§ What needs to be done
Leaving all pictures aside, write out the records below precisely as given.

(Data items)
--- START ---
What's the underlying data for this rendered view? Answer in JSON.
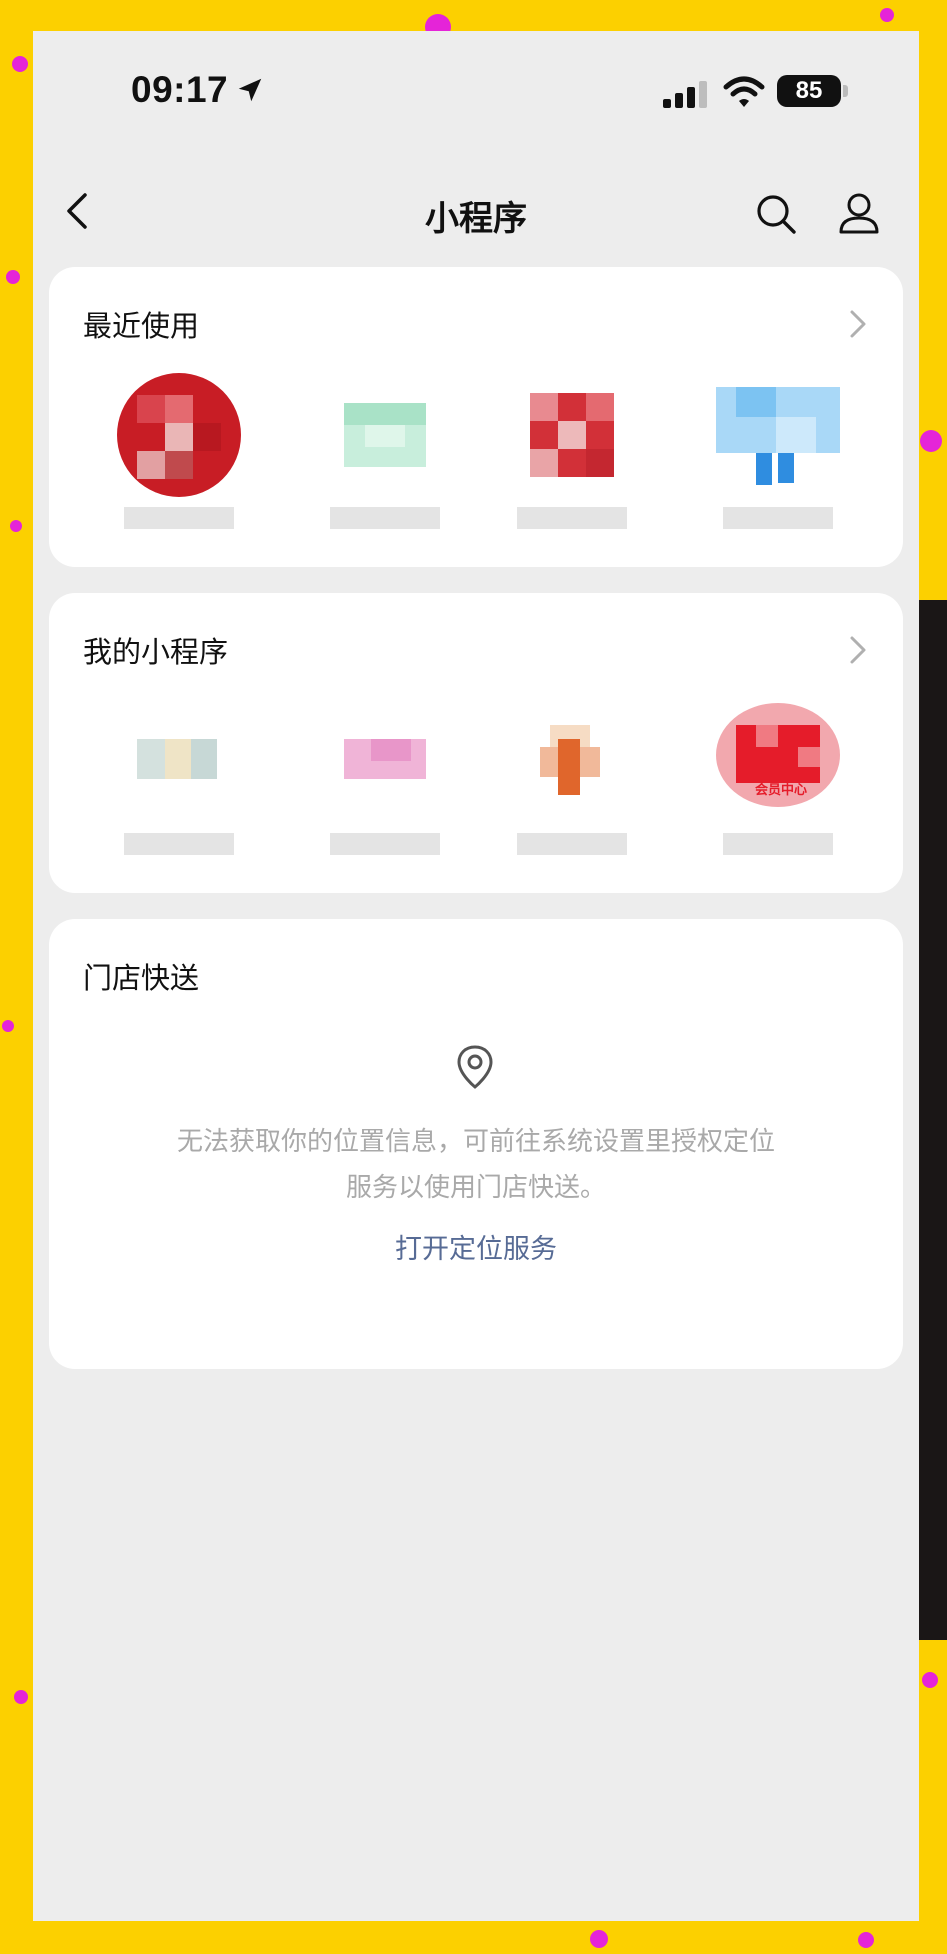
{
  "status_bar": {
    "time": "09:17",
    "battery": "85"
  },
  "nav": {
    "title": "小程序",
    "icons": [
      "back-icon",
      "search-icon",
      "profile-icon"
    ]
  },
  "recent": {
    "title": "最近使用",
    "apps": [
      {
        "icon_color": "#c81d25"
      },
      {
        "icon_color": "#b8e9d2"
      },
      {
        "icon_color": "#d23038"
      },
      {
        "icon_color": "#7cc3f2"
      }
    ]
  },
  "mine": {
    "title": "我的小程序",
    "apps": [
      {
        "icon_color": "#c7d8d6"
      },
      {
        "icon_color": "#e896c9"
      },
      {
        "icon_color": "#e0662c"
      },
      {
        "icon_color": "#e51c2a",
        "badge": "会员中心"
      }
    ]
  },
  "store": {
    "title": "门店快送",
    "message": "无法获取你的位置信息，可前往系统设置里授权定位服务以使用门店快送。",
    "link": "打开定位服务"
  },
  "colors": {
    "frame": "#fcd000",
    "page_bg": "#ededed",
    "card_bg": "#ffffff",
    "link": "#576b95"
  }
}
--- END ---
§ Exercise output
What's the underlying data for this rendered view? Answer in JSON.
{
  "status_bar": {
    "time": "09:17",
    "battery": "85"
  },
  "nav": {
    "title": "小程序",
    "icons": [
      "back-icon",
      "search-icon",
      "profile-icon"
    ]
  },
  "recent": {
    "title": "最近使用",
    "apps": [
      {
        "icon_color": "#c81d25"
      },
      {
        "icon_color": "#b8e9d2"
      },
      {
        "icon_color": "#d23038"
      },
      {
        "icon_color": "#7cc3f2"
      }
    ]
  },
  "mine": {
    "title": "我的小程序",
    "apps": [
      {
        "icon_color": "#c7d8d6"
      },
      {
        "icon_color": "#e896c9"
      },
      {
        "icon_color": "#e0662c"
      },
      {
        "icon_color": "#e51c2a",
        "badge": "会员中心"
      }
    ]
  },
  "store": {
    "title": "门店快送",
    "message": "无法获取你的位置信息，可前往系统设置里授权定位服务以使用门店快送。",
    "link": "打开定位服务"
  },
  "colors": {
    "frame": "#fcd000",
    "page_bg": "#ededed",
    "card_bg": "#ffffff",
    "link": "#576b95"
  }
}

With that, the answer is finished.